## Limitations

A test of a null hypothesis is useful because it sets a limit on the probability of observing a data set as or more extreme than that observed if the null hypothesis is true. In general it is much harder to be precise about the corresponding probability if the alternative hypothesis is true.

If experimental observations contradict the prediction of the null hypothesis, it means that either the null hypothesis is false, or the event under observation occurs very improbably. This gives us high confidence in the falsehood of the null hypothesis, which can be improved in proportion to the number of trials conducted. However, accepting the alternative hypothesis only commits us to a difference in observed parameters; it does not prove that the theory or principles that predicted such a difference is true, since it is always possible that the difference could be due to additional factors not recognized by the theory.

For example, rejection of a null hypothesis that predicts that the rates of symptom relief in a sample of patients who received a placebo and a sample who received a medicinal drug will be equal allows us to make a non-null statement (that the rates differed); it does not prove that the drug relieved the symptoms, though it gives us more confidence in that hypothesis.

The formulation, testing, and rejection of null hypotheses is methodologically consistent with the falsifiability model of scientific discovery formulated by Karl Popper and widely believed to apply to most kinds of empirical research. However, concerns regarding the high power of statistical tests to detect differences in large samples have led to suggestions for re-defining the null hypothesis, for example as a hypothesis that an effect falls within a range considered negligible. This is an attempt to address the confusion among non-statisticians between significant and substantial, since large enough samples are likely to be able to indicate differences however minor.

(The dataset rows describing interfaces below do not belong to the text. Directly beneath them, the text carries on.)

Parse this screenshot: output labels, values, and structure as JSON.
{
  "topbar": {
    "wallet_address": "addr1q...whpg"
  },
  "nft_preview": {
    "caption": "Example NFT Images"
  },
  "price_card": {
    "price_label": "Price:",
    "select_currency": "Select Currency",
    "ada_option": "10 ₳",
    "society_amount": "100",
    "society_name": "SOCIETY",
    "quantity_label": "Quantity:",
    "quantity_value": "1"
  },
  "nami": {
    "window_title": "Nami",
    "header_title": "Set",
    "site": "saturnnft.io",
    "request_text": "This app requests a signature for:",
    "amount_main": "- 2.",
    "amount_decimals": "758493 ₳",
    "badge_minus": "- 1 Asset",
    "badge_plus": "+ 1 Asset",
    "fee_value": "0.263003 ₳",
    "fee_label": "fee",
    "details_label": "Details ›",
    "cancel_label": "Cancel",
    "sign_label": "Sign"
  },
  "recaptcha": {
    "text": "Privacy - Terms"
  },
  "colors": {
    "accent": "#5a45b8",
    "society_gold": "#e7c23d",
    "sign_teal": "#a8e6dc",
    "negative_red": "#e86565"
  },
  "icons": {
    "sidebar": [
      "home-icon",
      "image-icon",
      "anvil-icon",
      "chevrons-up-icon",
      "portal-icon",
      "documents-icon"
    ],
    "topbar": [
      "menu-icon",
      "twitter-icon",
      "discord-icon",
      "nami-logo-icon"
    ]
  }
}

The theory underlying the idea of a null hypothesis is closely associated with the frequency theory of probability, in which probabilistic statements can only be made about the relative frequencies of events in arbitrarily large samples. One way in which a failure to reject the null hypothesis is meaningful is in relation to an arbitrarily large population from which the observed sample is supposed to be drawn. A second way in which it is meaningful is from approach where both an experiment and all details of the statistical analysis are decided before doing the experiment. The significance level of a test is then conceptually identical to the probability of incorrectly rejecting the null hypothesis judged at a pre-experiment stage, where this probability need not be a frequency-based/large-sample one.